In a written statement to Grist, Phil Goad, CTEH’s founder, said that in its more than 20 years in business “CTEH has never been cited for inaccurate or misleading data.” The company’s “top priority is, and will continue to be, to safeguard public health,” he said, adding its air quality-monitoring plans in Houston have been approved by the Environmental Protection Agency and Texas Commission on Environmental Quality.
In the last two decades, CTEH has come under fire for its work in high-profile environmental contamination cases across the country. In 2005, a storage tank at a Murphy Oil refinery in Louisiana released more than 25,000 barrels of crude oil into floodwaters, affecting roughly 1,700 homes in the New Orleans suburb of Chalmette.
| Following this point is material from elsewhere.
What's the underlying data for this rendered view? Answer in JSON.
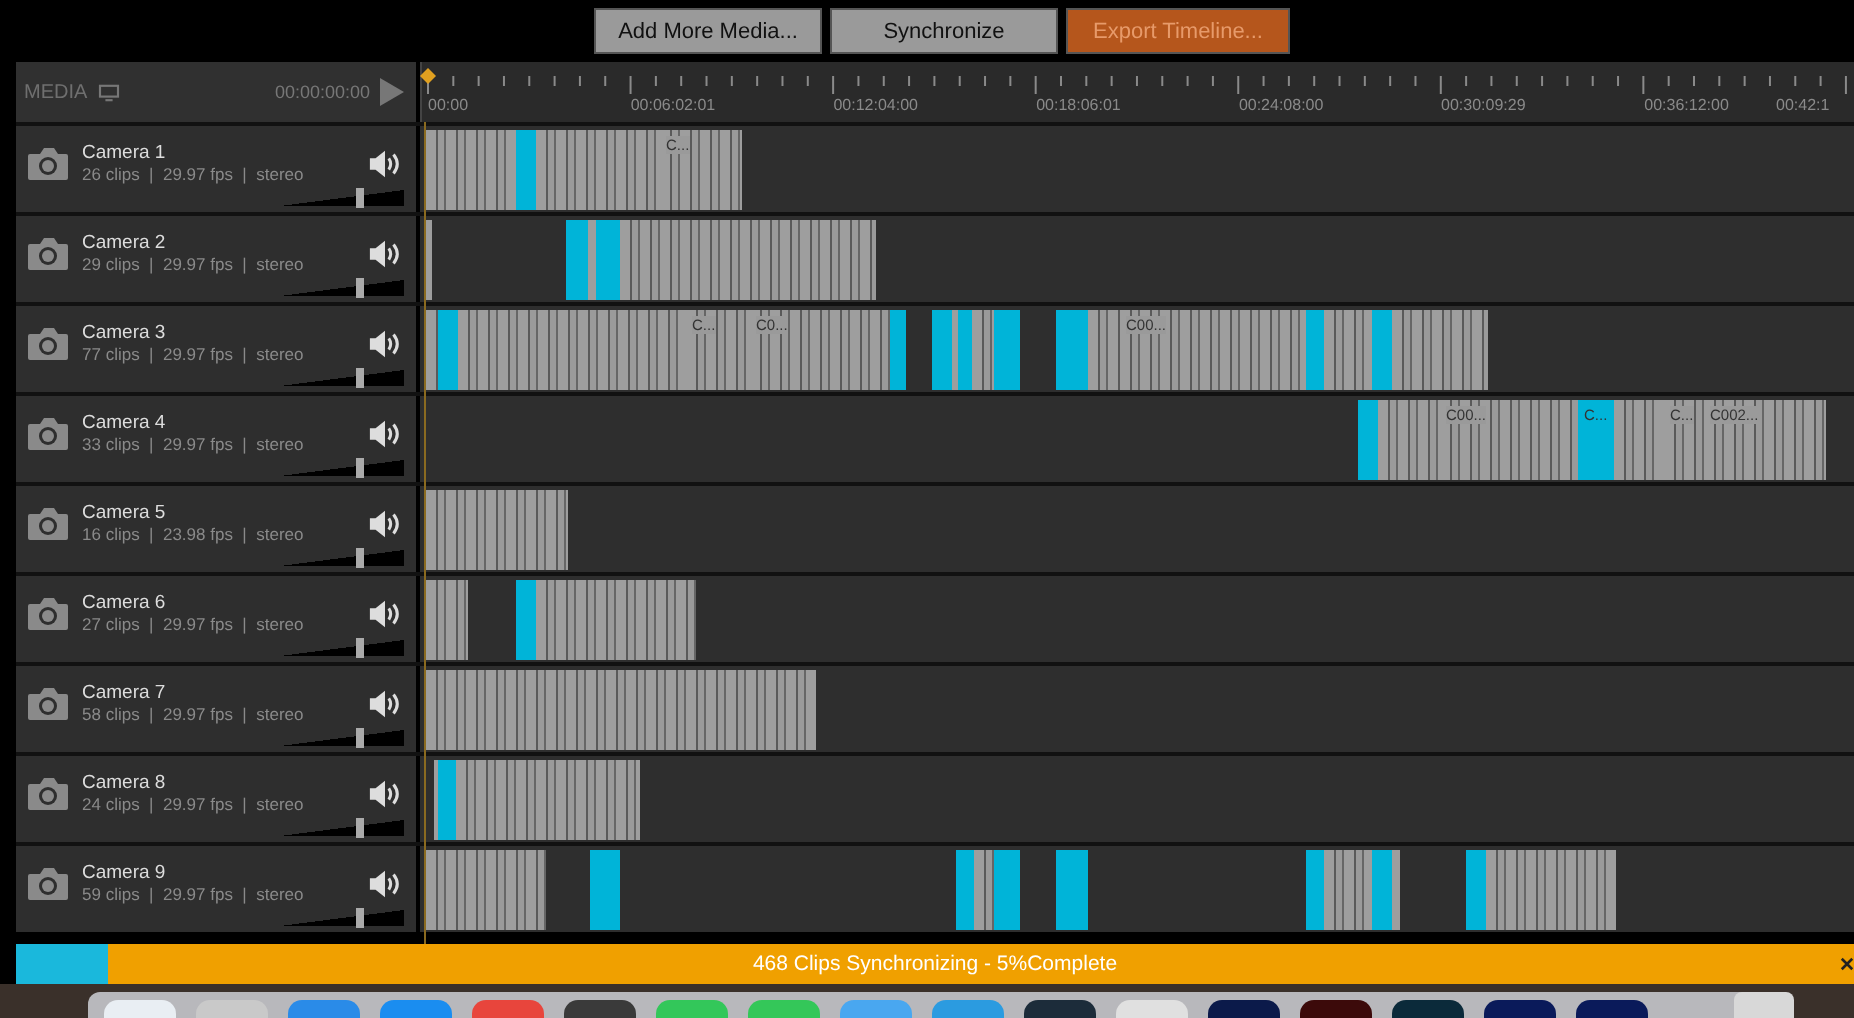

Murphy Oil hired CTEH to conduct soil testing. In guidelines issued in the aftermath of the hurricane, the EPA required contractors testing soil to take “grab samples.” A news article and an environmental group reported that CTEH had instead collected “composite” samples.* A report submitted two years later by an EPA contractor noted that the company had used both sampling methods.
CTEH, for its part, maintains that it followed a work plan approved by state and federal regulators. Murphy Oil then used CTEH’s test results to persuade residents not to sue the company.
In 2008, the Tennessee Valley Authority hired the consulting firm after coal ash from its Kingston Fossil plant in Roane County, Tennessee, spilled into the Emory River. A 2010 EPA audit, without naming contractors TVA hired to conduct air monitoring, later found that the methods used to survey air quality “failed to meet quality assurance standards.” CTEH says that the findings have been “falsely attributed” to the company and that it worked with TVA only on a “short-term, emergency contract.”
Two years later, BP hired the company to serve as the primary monitor for its offshore workers, collecting health and chemical exposure data in the aftermath of the Deepwater Horizon spill. Two lawmakers urged BP to stop working with CTEH, a company that they said had “a long history of questionable practices” and “of releasing findings defending the corporate interests that employ them.”
CTEH is not the only entity collecting air quality data around the Deer Park fire. The Texas Commission on Environmental Quality, the Environmental Protection Agency, and Houston’s own Harris County have all deployed air monitors to survey pollution levels. The US Chemical Safety Board, an investigatory body that doesn’t have the authority to fine or regulate companies, is also looking into the cause of the fire.
Correction: An earlier version of this article suggested that CTEH intentionally ignored EPA guidelines for soil testing at the Murphy Oil site in 2005. The piece has been updated to reflect that there appear to be discrepancies between what the EPA recommended and the testing CTEH performed.